▶ **TRY IT**: Once you have counted the lines below that contain "JSON", give that number and nothing else.

▶ **GIVEN ENTRIES**:
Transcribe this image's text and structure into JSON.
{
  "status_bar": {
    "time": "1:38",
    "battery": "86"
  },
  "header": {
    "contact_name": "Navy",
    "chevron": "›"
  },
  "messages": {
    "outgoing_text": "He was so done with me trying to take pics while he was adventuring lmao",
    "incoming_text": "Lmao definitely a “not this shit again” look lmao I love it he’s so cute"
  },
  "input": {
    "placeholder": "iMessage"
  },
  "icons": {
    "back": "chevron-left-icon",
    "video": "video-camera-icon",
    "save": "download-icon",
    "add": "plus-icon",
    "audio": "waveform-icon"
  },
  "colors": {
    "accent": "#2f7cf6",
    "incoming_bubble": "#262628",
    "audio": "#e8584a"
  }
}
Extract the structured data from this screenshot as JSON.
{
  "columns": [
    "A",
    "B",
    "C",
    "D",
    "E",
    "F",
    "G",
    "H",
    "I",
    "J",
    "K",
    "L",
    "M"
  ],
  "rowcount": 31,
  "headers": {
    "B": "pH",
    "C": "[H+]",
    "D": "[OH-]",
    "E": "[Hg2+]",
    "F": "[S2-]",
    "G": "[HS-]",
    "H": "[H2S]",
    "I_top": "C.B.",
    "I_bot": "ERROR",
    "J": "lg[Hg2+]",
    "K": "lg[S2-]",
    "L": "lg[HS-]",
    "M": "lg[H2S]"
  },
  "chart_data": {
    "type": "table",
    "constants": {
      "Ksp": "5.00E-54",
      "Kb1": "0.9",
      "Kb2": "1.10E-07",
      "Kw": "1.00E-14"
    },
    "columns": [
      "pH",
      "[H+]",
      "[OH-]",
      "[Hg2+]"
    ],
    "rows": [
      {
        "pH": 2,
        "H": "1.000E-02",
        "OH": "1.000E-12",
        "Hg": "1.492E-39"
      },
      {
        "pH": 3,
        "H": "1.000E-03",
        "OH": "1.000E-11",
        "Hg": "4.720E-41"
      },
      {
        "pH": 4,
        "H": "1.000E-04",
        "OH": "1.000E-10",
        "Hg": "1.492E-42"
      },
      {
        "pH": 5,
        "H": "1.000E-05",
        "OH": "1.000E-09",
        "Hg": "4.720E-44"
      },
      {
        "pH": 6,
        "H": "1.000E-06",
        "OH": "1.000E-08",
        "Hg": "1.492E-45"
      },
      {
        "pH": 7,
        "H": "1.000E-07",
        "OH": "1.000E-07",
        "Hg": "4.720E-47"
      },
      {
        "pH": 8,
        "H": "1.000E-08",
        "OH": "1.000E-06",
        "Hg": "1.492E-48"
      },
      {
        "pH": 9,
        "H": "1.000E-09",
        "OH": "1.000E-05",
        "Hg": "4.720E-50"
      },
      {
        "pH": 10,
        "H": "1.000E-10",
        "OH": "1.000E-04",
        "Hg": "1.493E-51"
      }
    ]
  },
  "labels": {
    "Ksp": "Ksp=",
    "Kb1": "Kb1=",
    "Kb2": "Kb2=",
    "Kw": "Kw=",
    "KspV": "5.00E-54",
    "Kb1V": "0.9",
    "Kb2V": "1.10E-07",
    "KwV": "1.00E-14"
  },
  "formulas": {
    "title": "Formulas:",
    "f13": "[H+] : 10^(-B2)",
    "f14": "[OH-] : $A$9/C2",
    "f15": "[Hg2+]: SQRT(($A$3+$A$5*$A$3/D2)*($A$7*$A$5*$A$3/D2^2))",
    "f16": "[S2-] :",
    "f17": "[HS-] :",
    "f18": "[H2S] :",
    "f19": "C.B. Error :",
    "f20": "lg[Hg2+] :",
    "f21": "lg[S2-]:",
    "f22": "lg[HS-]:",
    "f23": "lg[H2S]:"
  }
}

▶ **RESULT**: 2